‘John Torreano: Painting Outer Space/Inner Space, 1989 To Present’
Torreano emerged as a painter in the late 1960s and has always charted his own course. With the universe as his muse, he combines realism infused with abstraction to create works that conflate time and space. This show will feature 10 large-scale paintings on plywood panels, studded with gems and wood balls. Torreano reflects on the mysteries and wonders of the cosmos in these works, which were inspired by images transmitted by the Hubble Space Telescope. Its scientific documentation of nebula and stars can also be read as pure abstraction — inspiring the artist to create imagery that contrasts the physical with the illusory.
‘Virginia Jaramillo: The Harmony Between Line And Space’

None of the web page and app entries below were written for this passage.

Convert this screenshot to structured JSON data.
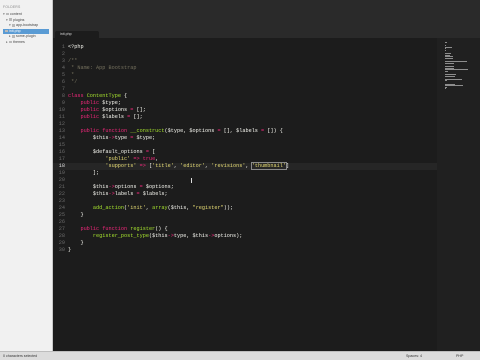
{
  "sidebar": {
    "header": "FOLDERS",
    "items": [
      {
        "label": "content",
        "caret": "▾",
        "depth": 0
      },
      {
        "label": "plugins",
        "caret": "▾",
        "depth": 1
      },
      {
        "label": "app-bootstrap",
        "caret": "▾",
        "depth": 2
      },
      {
        "label": "init.php",
        "caret": "",
        "depth": 3,
        "selected": true
      },
      {
        "label": "some-plugin",
        "caret": "▸",
        "depth": 2
      },
      {
        "label": "themes",
        "caret": "▸",
        "depth": 1
      }
    ]
  },
  "tab": {
    "label": "init.php"
  },
  "editor": {
    "current_line": 18,
    "lines": [
      [
        [
          "<?php",
          "v"
        ]
      ],
      [
        [
          "",
          ""
        ]
      ],
      [
        [
          "/**",
          "c"
        ]
      ],
      [
        [
          " * Name: App Bootstrap",
          "c"
        ]
      ],
      [
        [
          " *",
          "c"
        ]
      ],
      [
        [
          " */",
          "c"
        ]
      ],
      [
        [
          "",
          ""
        ]
      ],
      [
        [
          "class ",
          "k"
        ],
        [
          "ContentType",
          "f"
        ],
        [
          " {",
          "v"
        ]
      ],
      [
        [
          "    ",
          ""
        ],
        [
          "public ",
          "k"
        ],
        [
          "$type;",
          "v"
        ]
      ],
      [
        [
          "    ",
          ""
        ],
        [
          "public ",
          "k"
        ],
        [
          "$options ",
          "v"
        ],
        [
          "= ",
          "k"
        ],
        [
          "[];",
          "v"
        ]
      ],
      [
        [
          "    ",
          ""
        ],
        [
          "public ",
          "k"
        ],
        [
          "$labels ",
          "v"
        ],
        [
          "= ",
          "k"
        ],
        [
          "[];",
          "v"
        ]
      ],
      [
        [
          "",
          ""
        ]
      ],
      [
        [
          "    ",
          ""
        ],
        [
          "public function ",
          "k"
        ],
        [
          "__construct",
          "f"
        ],
        [
          "($type, $options ",
          "v"
        ],
        [
          "= ",
          "k"
        ],
        [
          "[], $labels ",
          "v"
        ],
        [
          "= ",
          "k"
        ],
        [
          "[]) {",
          "v"
        ]
      ],
      [
        [
          "        $this",
          "v"
        ],
        [
          "->",
          "k"
        ],
        [
          "type ",
          "v"
        ],
        [
          "= ",
          "k"
        ],
        [
          "$type;",
          "v"
        ]
      ],
      [
        [
          "",
          ""
        ]
      ],
      [
        [
          "        $default_options ",
          "v"
        ],
        [
          "= ",
          "k"
        ],
        [
          "[",
          "v"
        ]
      ],
      [
        [
          "            ",
          ""
        ],
        [
          "'public' ",
          "s"
        ],
        [
          "=> ",
          "k"
        ],
        [
          "true",
          "k"
        ],
        [
          ",",
          "v"
        ]
      ],
      [
        [
          "            ",
          ""
        ],
        [
          "'supports' ",
          "s"
        ],
        [
          "=> ",
          "k"
        ],
        [
          "[",
          "v"
        ],
        [
          "'title'",
          "s"
        ],
        [
          ", ",
          "v"
        ],
        [
          "'editor'",
          "s"
        ],
        [
          ", ",
          "v"
        ],
        [
          "'revisions'",
          "s"
        ],
        [
          ", ",
          "v"
        ],
        [
          "'thumbnail'",
          "s"
        ],
        [
          "]",
          "v"
        ]
      ],
      [
        [
          "        ];",
          "v"
        ]
      ],
      [
        [
          "",
          ""
        ]
      ],
      [
        [
          "        $this",
          "v"
        ],
        [
          "->",
          "k"
        ],
        [
          "options ",
          "v"
        ],
        [
          "= ",
          "k"
        ],
        [
          "$options;",
          "v"
        ]
      ],
      [
        [
          "        $this",
          "v"
        ],
        [
          "->",
          "k"
        ],
        [
          "labels ",
          "v"
        ],
        [
          "= ",
          "k"
        ],
        [
          "$labels;",
          "v"
        ]
      ],
      [
        [
          "",
          ""
        ]
      ],
      [
        [
          "        ",
          ""
        ],
        [
          "add_action",
          "f"
        ],
        [
          "(",
          "v"
        ],
        [
          "'init'",
          "s"
        ],
        [
          ", ",
          "v"
        ],
        [
          "array",
          "f"
        ],
        [
          "($this, ",
          "v"
        ],
        [
          "\"register\"",
          "s"
        ],
        [
          "));",
          "v"
        ]
      ],
      [
        [
          "    }",
          "v"
        ]
      ],
      [
        [
          "",
          ""
        ]
      ],
      [
        [
          "    ",
          ""
        ],
        [
          "public function ",
          "k"
        ],
        [
          "register",
          "f"
        ],
        [
          "() {",
          "v"
        ]
      ],
      [
        [
          "        ",
          ""
        ],
        [
          "register_post_type",
          "f"
        ],
        [
          "($this",
          "v"
        ],
        [
          "->",
          "k"
        ],
        [
          "type, $this",
          "v"
        ],
        [
          "->",
          "k"
        ],
        [
          "options);",
          "v"
        ]
      ],
      [
        [
          "    }",
          "v"
        ]
      ],
      [
        [
          "}",
          "v"
        ]
      ]
    ]
  },
  "status": {
    "left": "0 characters selected",
    "spaces": "Spaces: 4",
    "syntax": "PHP"
  }
}
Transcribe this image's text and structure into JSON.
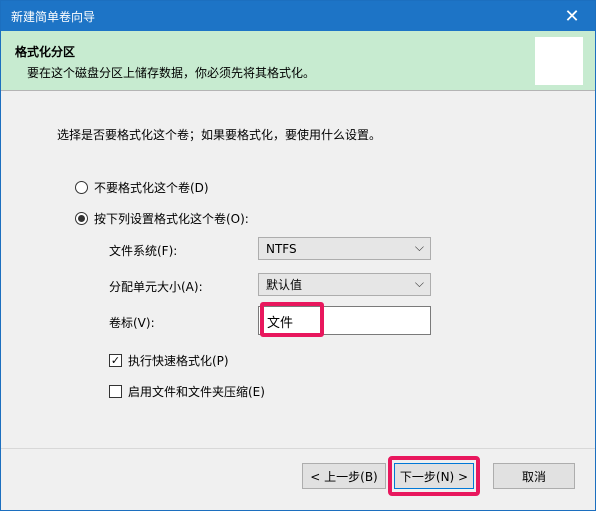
{
  "window": {
    "title": "新建简单卷向导",
    "close_glyph": "✕"
  },
  "header": {
    "title": "格式化分区",
    "subtitle": "要在这个磁盘分区上储存数据，你必须先将其格式化。"
  },
  "main": {
    "intro": "选择是否要格式化这个卷；如果要格式化，要使用什么设置。",
    "options": [
      {
        "label": "不要格式化这个卷(D)",
        "checked": false
      },
      {
        "label": "按下列设置格式化这个卷(O):",
        "checked": true
      }
    ],
    "fields": {
      "filesystem_label": "文件系统(F):",
      "filesystem_value": "NTFS",
      "unit_label": "分配单元大小(A):",
      "unit_value": "默认值",
      "volume_label": "卷标(V):",
      "volume_value": "文件"
    },
    "checks": [
      {
        "label": "执行快速格式化(P)",
        "checked": true,
        "mark": "✓"
      },
      {
        "label": "启用文件和文件夹压缩(E)",
        "checked": false,
        "mark": ""
      }
    ]
  },
  "footer": {
    "back_label": "< 上一步(B)",
    "next_label": "下一步(N) >",
    "cancel_label": "取消"
  },
  "icons": {
    "chevron": "⌵"
  },
  "colors": {
    "titlebar": "#1d74c6",
    "header_bg": "#c7ebd0",
    "highlight": "#e8175d"
  }
}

A pioneering minimalist who has practiced for more than six decades, Jaramillo creates her work from sources that span histories and cultures. “The Harmony between Line and Space” features five newly created paintings, which the artist completed in her Hampton Bays studio. The exhibition will include two monumental works, “Quantum Entanglement” (2019–2020) and “Quanta” (2021), 12-foot canvases which will be installed face-to-face. In each painting, expansive fields of color are crisscrossed by impossibly uniform, razor-thin lines — the artist’s visualization of communication between quantum particles across the vastness of space. Additional works (all created in 2021) include “Song of Amergin,” which evokes the earliest spoken Irish poem, an incantation of man’s identity with nature; “They Spoke without Talking” which depicts an epic confrontation between technology and creativity; and “Shaman’s Dream,” in which Jaramillo explores the world of the unconscious mind.
‘peter campus: when the hurly burly’s done’
A pioneering new media and video artist, peter campus (who stylizes his name and works in lower case letters) made his first video in 1971, using black-and-white, portable equipment. This marked the beginning of his life-long engagement with the medium. In a solitary pursuit over this past year, campus captured locations around the shores of Shinnecock Bay near his home in East Patchogue, stationing his video camera to maintain a static point of view. Nine of these continuous video loops — which will be presented on separate screens — invite the viewer to experience the sublime beauty of the natural and the ordinary: a hunter’s duck blind floats on the water, red plastic safety netting entwines a fence, beach grass and sparse leaves on a solitary tree blow in the wind. campus’s visual meditations underscore the gap between what the viewer perceives, what the camera records, and what the artist brings to the fore.
The Parrish Art Museum is at 279 Montauk Highway in Water Mill. For more information visit parrishart.org.